Go through the records and restate them word for word, omitting images.
───── The records
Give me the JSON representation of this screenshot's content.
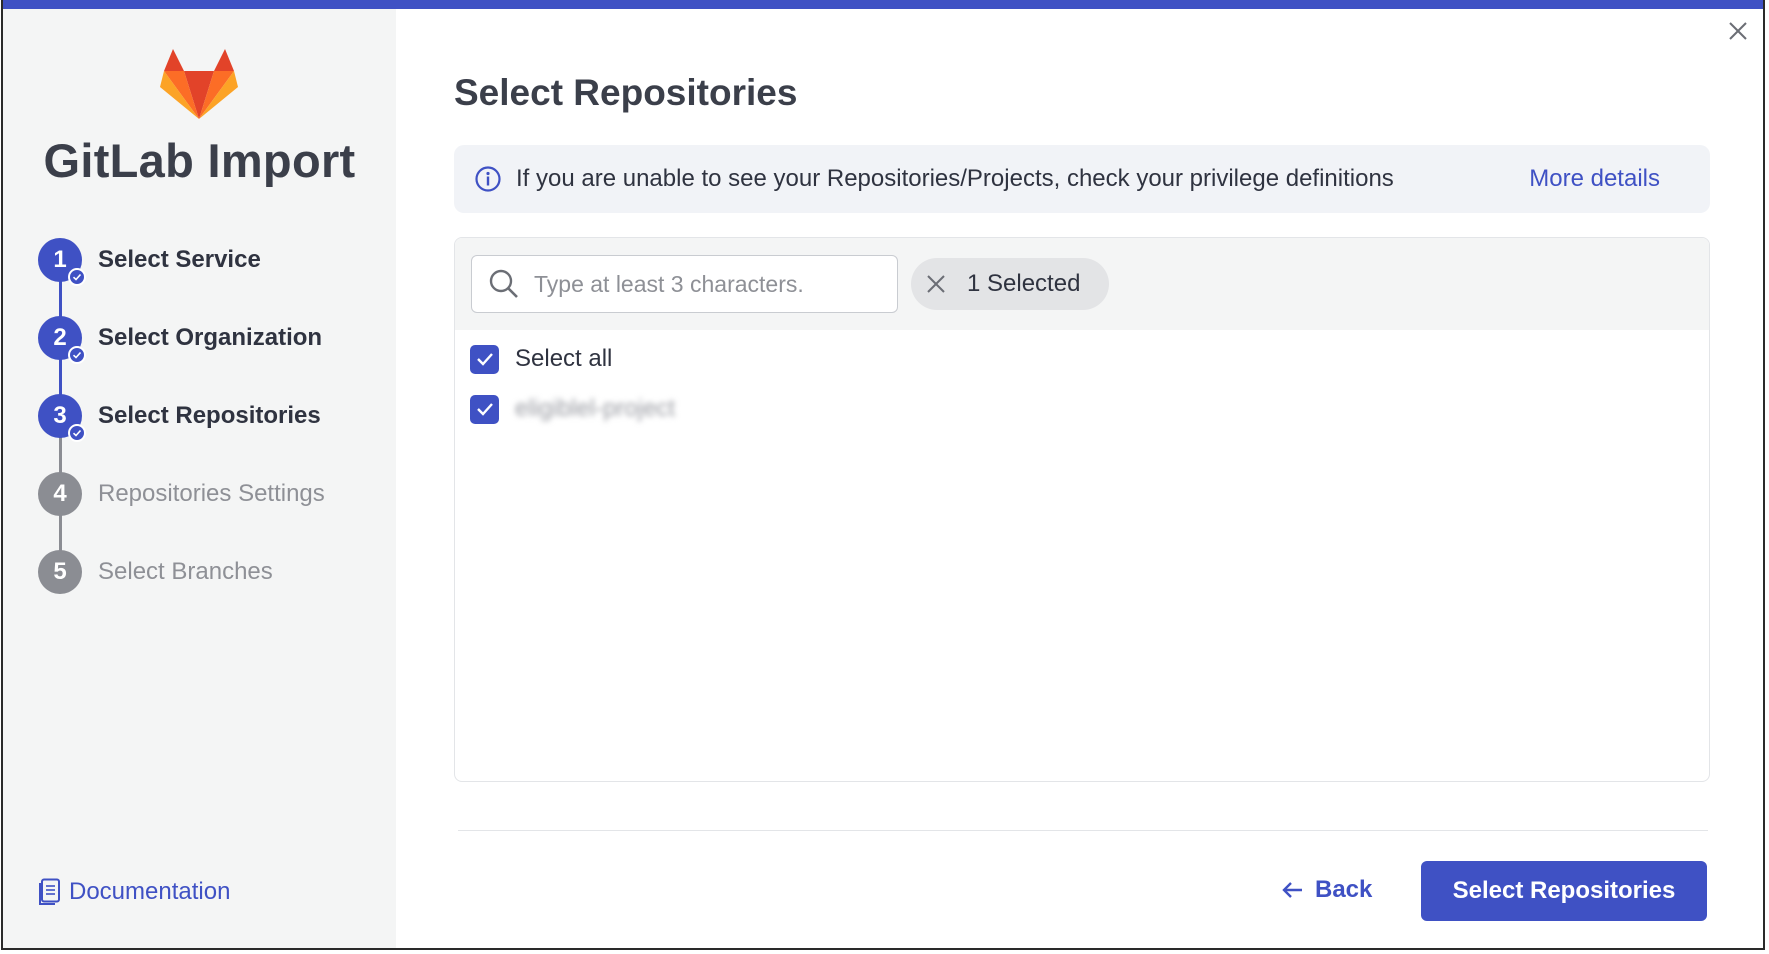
{
  "sidebar": {
    "app_title": "GitLab Import",
    "steps": [
      {
        "number": "1",
        "label": "Select Service",
        "state": "done"
      },
      {
        "number": "2",
        "label": "Select Organization",
        "state": "done"
      },
      {
        "number": "3",
        "label": "Select Repositories",
        "state": "done"
      },
      {
        "number": "4",
        "label": "Repositories Settings",
        "state": "todo"
      },
      {
        "number": "5",
        "label": "Select Branches",
        "state": "todo"
      }
    ],
    "documentation_label": "Documentation"
  },
  "main": {
    "title": "Select Repositories",
    "info_banner": {
      "text": "If you are unable to see your Repositories/Projects, check your privilege definitions",
      "link_label": "More details"
    },
    "search": {
      "placeholder": "Type at least 3 characters.",
      "value": ""
    },
    "selected_chip_label": "1 Selected",
    "select_all_label": "Select all",
    "repositories": [
      {
        "name": "eligiblel-project",
        "checked": true
      }
    ],
    "footer": {
      "back_label": "Back",
      "primary_label": "Select Repositories"
    }
  },
  "colors": {
    "accent": "#3f51c4",
    "sidebar_bg": "#f4f5f5",
    "inactive_step": "#8b8d93"
  },
  "icons": [
    "gitlab-logo",
    "check-icon",
    "document-icon",
    "close-icon",
    "info-icon",
    "search-icon",
    "arrow-left-icon"
  ]
}
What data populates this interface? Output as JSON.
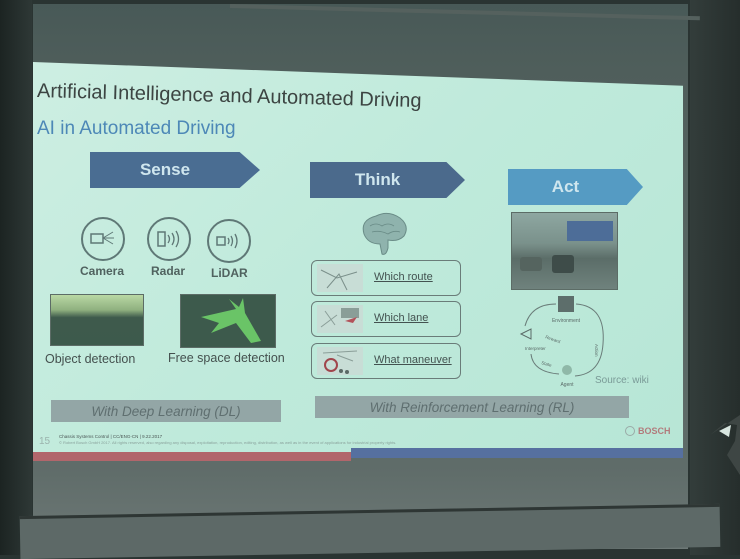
{
  "slide": {
    "title": "Artificial Intelligence and Automated Driving",
    "subtitle": "AI in Automated Driving",
    "columns": {
      "sense": {
        "label": "Sense",
        "sensors": [
          {
            "label": "Camera",
            "icon": "camera-icon"
          },
          {
            "label": "Radar",
            "icon": "radar-icon"
          },
          {
            "label": "LiDAR",
            "icon": "lidar-icon"
          }
        ],
        "detections": [
          {
            "label": "Object detection"
          },
          {
            "label": "Free space detection"
          }
        ],
        "method": "With Deep Learning (DL)"
      },
      "think": {
        "label": "Think",
        "items": [
          {
            "label": "Which route"
          },
          {
            "label": "Which lane"
          },
          {
            "label": "What maneuver"
          }
        ]
      },
      "act": {
        "label": "Act",
        "diagram_labels": {
          "environment": "Environment",
          "reward": "Reward",
          "interpreter": "Interpreter",
          "state": "State",
          "action": "Action",
          "agent": "Agent"
        },
        "source": "Source: wiki"
      }
    },
    "rl_method": "With Reinforcement Learning (RL)",
    "footer": {
      "page_number": "15",
      "line1": "Chassis Systems Control | CC/ENG-CN | 9.22.2017",
      "line2": "© Robert Bosch GmbH 2017. All rights reserved, also regarding any disposal, exploitation, reproduction, editing, distribution, as well as in the event of applications for industrial property rights."
    },
    "brand": "BOSCH",
    "colors": {
      "sense_arrow": "#4a6d92",
      "think_arrow": "#4b6a8c",
      "act_arrow": "#559bc3",
      "subtitle": "#4d88b7",
      "label_bar": "#93a6a6",
      "stripe_red": "#b1666b",
      "stripe_blue": "#5670a0"
    }
  }
}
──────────
• [Solution for this task]
Give me the JSON representation of this screenshot's content.
{
  "sidebar": {
    "app_title": "GitLab Import",
    "steps": [
      {
        "number": "1",
        "label": "Select Service",
        "state": "done"
      },
      {
        "number": "2",
        "label": "Select Organization",
        "state": "done"
      },
      {
        "number": "3",
        "label": "Select Repositories",
        "state": "done"
      },
      {
        "number": "4",
        "label": "Repositories Settings",
        "state": "todo"
      },
      {
        "number": "5",
        "label": "Select Branches",
        "state": "todo"
      }
    ],
    "documentation_label": "Documentation"
  },
  "main": {
    "title": "Select Repositories",
    "info_banner": {
      "text": "If you are unable to see your Repositories/Projects, check your privilege definitions",
      "link_label": "More details"
    },
    "search": {
      "placeholder": "Type at least 3 characters.",
      "value": ""
    },
    "selected_chip_label": "1 Selected",
    "select_all_label": "Select all",
    "repositories": [
      {
        "name": "eligiblel-project",
        "checked": true
      }
    ],
    "footer": {
      "back_label": "Back",
      "primary_label": "Select Repositories"
    }
  },
  "colors": {
    "accent": "#3f51c4",
    "sidebar_bg": "#f4f5f5",
    "inactive_step": "#8b8d93"
  },
  "icons": [
    "gitlab-logo",
    "check-icon",
    "document-icon",
    "close-icon",
    "info-icon",
    "search-icon",
    "arrow-left-icon"
  ]
}
What data populates this interface? Output as JSON.
{
  "slide": {
    "title": "Artificial Intelligence and Automated Driving",
    "subtitle": "AI in Automated Driving",
    "columns": {
      "sense": {
        "label": "Sense",
        "sensors": [
          {
            "label": "Camera",
            "icon": "camera-icon"
          },
          {
            "label": "Radar",
            "icon": "radar-icon"
          },
          {
            "label": "LiDAR",
            "icon": "lidar-icon"
          }
        ],
        "detections": [
          {
            "label": "Object detection"
          },
          {
            "label": "Free space detection"
          }
        ],
        "method": "With Deep Learning (DL)"
      },
      "think": {
        "label": "Think",
        "items": [
          {
            "label": "Which route"
          },
          {
            "label": "Which lane"
          },
          {
            "label": "What maneuver"
          }
        ]
      },
      "act": {
        "label": "Act",
        "diagram_labels": {
          "environment": "Environment",
          "reward": "Reward",
          "interpreter": "Interpreter",
          "state": "State",
          "action": "Action",
          "agent": "Agent"
        },
        "source": "Source: wiki"
      }
    },
    "rl_method": "With Reinforcement Learning (RL)",
    "footer": {
      "page_number": "15",
      "line1": "Chassis Systems Control | CC/ENG-CN | 9.22.2017",
      "line2": "© Robert Bosch GmbH 2017. All rights reserved, also regarding any disposal, exploitation, reproduction, editing, distribution, as well as in the event of applications for industrial property rights."
    },
    "brand": "BOSCH",
    "colors": {
      "sense_arrow": "#4a6d92",
      "think_arrow": "#4b6a8c",
      "act_arrow": "#559bc3",
      "subtitle": "#4d88b7",
      "label_bar": "#93a6a6",
      "stripe_red": "#b1666b",
      "stripe_blue": "#5670a0"
    }
  }
}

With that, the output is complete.